── Material for this exercise ──
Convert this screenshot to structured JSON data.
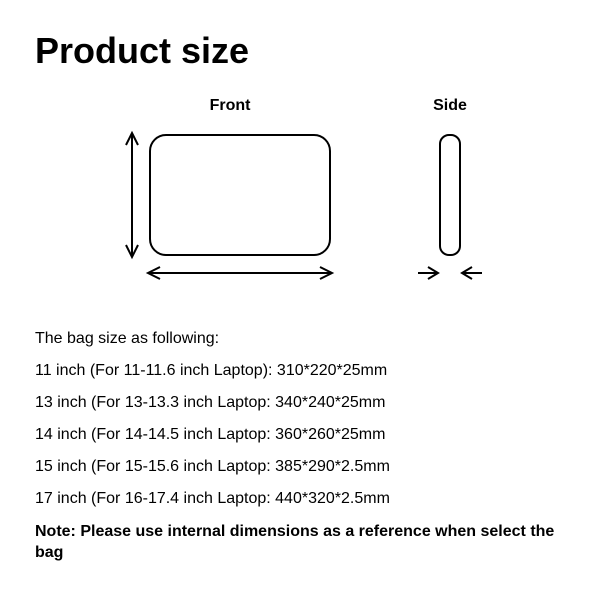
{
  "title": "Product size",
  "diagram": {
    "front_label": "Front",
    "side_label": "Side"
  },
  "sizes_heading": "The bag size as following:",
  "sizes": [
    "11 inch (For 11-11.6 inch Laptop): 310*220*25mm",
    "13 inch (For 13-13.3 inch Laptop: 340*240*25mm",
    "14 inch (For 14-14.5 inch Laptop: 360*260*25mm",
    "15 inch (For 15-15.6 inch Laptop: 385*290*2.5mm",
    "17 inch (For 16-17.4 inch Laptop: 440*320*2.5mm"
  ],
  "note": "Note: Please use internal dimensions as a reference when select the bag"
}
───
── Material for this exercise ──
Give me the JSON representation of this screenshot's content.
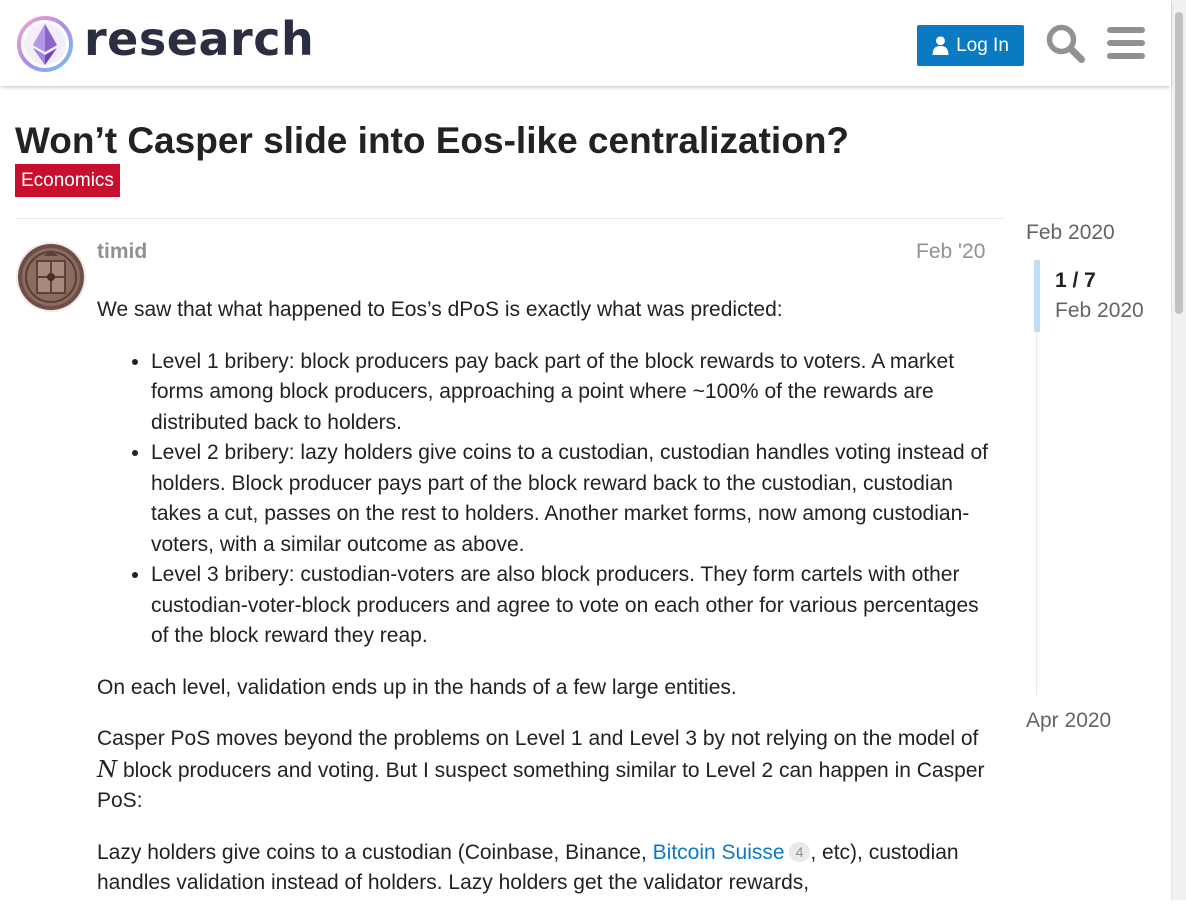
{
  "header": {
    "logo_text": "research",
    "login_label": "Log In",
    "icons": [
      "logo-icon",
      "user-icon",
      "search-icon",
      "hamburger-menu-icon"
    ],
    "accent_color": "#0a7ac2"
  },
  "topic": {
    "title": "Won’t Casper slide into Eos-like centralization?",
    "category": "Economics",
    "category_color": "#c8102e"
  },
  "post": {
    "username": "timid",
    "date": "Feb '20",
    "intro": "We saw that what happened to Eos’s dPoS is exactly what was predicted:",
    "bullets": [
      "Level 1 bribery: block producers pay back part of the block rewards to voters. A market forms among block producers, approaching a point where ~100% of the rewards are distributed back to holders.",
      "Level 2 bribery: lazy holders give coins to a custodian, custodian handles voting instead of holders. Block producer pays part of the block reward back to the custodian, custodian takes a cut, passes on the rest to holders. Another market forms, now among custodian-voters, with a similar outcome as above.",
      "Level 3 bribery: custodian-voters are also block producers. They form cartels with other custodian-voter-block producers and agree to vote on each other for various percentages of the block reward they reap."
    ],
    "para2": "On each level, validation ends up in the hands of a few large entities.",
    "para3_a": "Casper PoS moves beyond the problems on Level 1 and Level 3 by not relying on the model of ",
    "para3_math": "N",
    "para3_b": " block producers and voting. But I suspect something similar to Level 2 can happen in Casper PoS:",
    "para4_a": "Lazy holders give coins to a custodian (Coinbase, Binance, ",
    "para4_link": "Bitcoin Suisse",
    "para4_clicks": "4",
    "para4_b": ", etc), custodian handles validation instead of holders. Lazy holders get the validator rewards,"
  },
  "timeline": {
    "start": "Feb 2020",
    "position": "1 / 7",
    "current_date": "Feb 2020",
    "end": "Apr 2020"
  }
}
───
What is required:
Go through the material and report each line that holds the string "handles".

Solution to this problem:
      "Level 2 bribery: lazy holders give coins to a custodian, custodian handles voting instead of holders. Block producer pays part of the block reward back to the custodian, custodian takes a cut, passes on the rest to holders. Another market forms, now among custodian-voters, with a similar outcome as above.",
    "para4_b": ", etc), custodian handles validation instead of holders. Lazy holders get the validator rewards,"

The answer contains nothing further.